encryptionOn March 2 at 9:10 a.m. at the RSA Conference, I’ll be running a panel discussion on “Can government encryption backdoor and privacy coexist, or is it an oxymoron?” with Michelle Dennedy, the Chief Privacy Officer of Cisco, Richard Marshall, former General Counsel for the NSA, and Dr. Matthew Green, the Economist’s go-to source for encryption technologies.

My idea is to bring in a privacy expert, an encryption expert, and a policy maker to have a lively debate on this issue. Interestingly, it was a hot issue when we submitted the original panel proposal last year. But since then it has become an even more emotionally-charged topic since the dispute between Apple and the FBI made headlines.

With this panel we are trying to move away from discussing this as a black-and-white issue and have a more nuanced discussion. Both sides of the argument make some sound points, and we hope to dissect them one-by-one.

The arguments for the “against” side are as follows: 

  • The so-called “backdoor” will weaken the encryption strength of the system, and violate some of the tried-and-true design principles of secure systems.
  • There is no sufficient safeguard to prevent abuse. We don’t have well-defined legal oversight and due processes to govern who has access to the backdoor, the encrypted information, and how that information will be handled.
  • How can one stop foreign governments from mandating the same thing if the U.S. government can successfully mandate a “backdoor?”

The arguments for the “for” side are these:

  • Law enforcement should not be left completely blind to secret communications. Bill Gates made this point recently in his interview with Charlie Rose.
  • It is possible to design a crypto system that such a “backdoor” will not necessarily weaken the security strength of the system.
  • If we do not create legal backdoors, would it be possible that all secret communications would be outlawed? This will impact any end-to-end secure communications, including secure social media messaging, secure chat apps, and many more.
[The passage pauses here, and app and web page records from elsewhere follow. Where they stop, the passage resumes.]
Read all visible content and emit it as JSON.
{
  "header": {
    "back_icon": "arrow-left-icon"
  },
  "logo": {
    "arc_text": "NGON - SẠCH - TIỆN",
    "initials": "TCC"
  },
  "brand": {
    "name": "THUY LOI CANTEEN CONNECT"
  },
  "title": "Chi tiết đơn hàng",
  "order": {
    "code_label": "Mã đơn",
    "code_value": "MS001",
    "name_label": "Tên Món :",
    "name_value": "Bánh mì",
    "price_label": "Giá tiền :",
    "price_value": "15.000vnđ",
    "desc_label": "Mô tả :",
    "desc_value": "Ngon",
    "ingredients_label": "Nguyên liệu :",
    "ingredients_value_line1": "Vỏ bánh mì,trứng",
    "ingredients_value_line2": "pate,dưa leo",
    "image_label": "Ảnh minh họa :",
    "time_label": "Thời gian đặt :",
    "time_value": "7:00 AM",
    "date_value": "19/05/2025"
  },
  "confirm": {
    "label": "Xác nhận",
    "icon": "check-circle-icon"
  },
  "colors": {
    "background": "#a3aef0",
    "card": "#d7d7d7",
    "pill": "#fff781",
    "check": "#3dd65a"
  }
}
Michelle, Matt and Richard will take on these topics, one-by-one, and debate the validity and the implications of each. I’ve asked them to bring specific examples/precedents and concrete evidence to the table. Matt, for instance, will talk about a specific case in which the presence of an encryption backdoor led to a security compromise and the leak of highly sensitive information.

Apple’s fight against the FBI has also engendered some intriguing questions, including whether Apple’s characterization of what the FBI asked them to do as the “equivalent of a backdoor” is a sound one. Similarly, is the FBI’s claim that creating a way to unlock this particular phone does not equate the ability to unlocking millions of others a valid claim? 

A few other interesting points that worth pondering include:

  • Will a backdoor capability ever be a moral necessity, or at which point could it become a necessity? What if hundreds of lives are at stake? What would be the threshold—if any—that might make an encryption backdoor an acceptable practice?
  • Will Silicon Valley technology companies strike a deal with Washington D.C.? If so, what would that deal look like? If not, what will be the ultimate outcome to consumer secure communications?

Ron Rivest, Bruce Schneier and a panel of other experts recently published a report, “Keys Under Doormats” discussing this issue, and they stated: “The damage that could be caused by law enforcement exceptional access requirements would be even greater today than it would have been 20 years ago.”

To compound the question, our society is becoming increasingly digitalized, which means that the barrier to access information for law enforcement will be higher if such exceptional access is not possible. This will become a larger issue as time goes on. If we don’t solve it today, it will surface again in the future.

One thing is certain, the decisions we make today on this issue will have a profound impact to the future of privacy and civil liberty. As such, the more people we get to debate and ponder these issues today, the more informed the decisions we make collectively as a society will be.